## Assigned task
What lines of the data below hold "Output"? Show them.

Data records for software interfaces
────────────────────

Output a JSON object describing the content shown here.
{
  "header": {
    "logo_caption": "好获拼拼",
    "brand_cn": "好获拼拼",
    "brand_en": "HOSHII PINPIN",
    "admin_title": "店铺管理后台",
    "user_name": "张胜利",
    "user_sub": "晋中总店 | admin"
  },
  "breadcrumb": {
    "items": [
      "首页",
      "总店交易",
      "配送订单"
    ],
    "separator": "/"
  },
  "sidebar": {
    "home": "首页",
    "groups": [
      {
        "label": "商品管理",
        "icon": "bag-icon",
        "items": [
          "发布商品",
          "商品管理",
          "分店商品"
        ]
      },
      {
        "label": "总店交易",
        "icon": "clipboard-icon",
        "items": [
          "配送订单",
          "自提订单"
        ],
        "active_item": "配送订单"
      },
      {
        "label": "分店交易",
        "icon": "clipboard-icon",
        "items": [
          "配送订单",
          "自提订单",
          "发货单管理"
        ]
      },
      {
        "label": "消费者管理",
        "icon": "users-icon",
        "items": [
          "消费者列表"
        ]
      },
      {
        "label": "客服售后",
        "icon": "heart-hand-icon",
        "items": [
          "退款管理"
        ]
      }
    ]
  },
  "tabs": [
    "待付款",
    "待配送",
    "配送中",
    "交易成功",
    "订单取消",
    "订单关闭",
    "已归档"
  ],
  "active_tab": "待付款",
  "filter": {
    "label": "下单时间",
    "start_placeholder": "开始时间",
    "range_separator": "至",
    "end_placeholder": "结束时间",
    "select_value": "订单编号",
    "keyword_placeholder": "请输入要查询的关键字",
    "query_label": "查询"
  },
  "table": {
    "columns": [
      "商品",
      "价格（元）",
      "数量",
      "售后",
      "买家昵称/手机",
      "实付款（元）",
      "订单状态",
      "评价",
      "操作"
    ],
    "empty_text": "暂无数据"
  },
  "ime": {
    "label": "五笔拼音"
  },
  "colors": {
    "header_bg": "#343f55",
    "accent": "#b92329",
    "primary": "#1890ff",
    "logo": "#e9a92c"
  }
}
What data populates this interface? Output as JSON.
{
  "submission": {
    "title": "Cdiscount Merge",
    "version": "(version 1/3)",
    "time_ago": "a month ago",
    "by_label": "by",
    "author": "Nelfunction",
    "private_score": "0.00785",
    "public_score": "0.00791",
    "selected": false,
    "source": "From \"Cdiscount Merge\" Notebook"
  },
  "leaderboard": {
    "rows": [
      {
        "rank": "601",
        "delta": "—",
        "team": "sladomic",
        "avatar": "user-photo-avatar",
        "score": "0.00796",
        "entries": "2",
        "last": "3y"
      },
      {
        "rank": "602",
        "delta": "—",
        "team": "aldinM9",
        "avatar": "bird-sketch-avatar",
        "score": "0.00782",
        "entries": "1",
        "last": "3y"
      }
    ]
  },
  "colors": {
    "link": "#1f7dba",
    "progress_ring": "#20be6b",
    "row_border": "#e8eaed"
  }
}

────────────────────

## Response area
Output a JSON object describing the content shown here.
What data populates this interface? Output as JSON.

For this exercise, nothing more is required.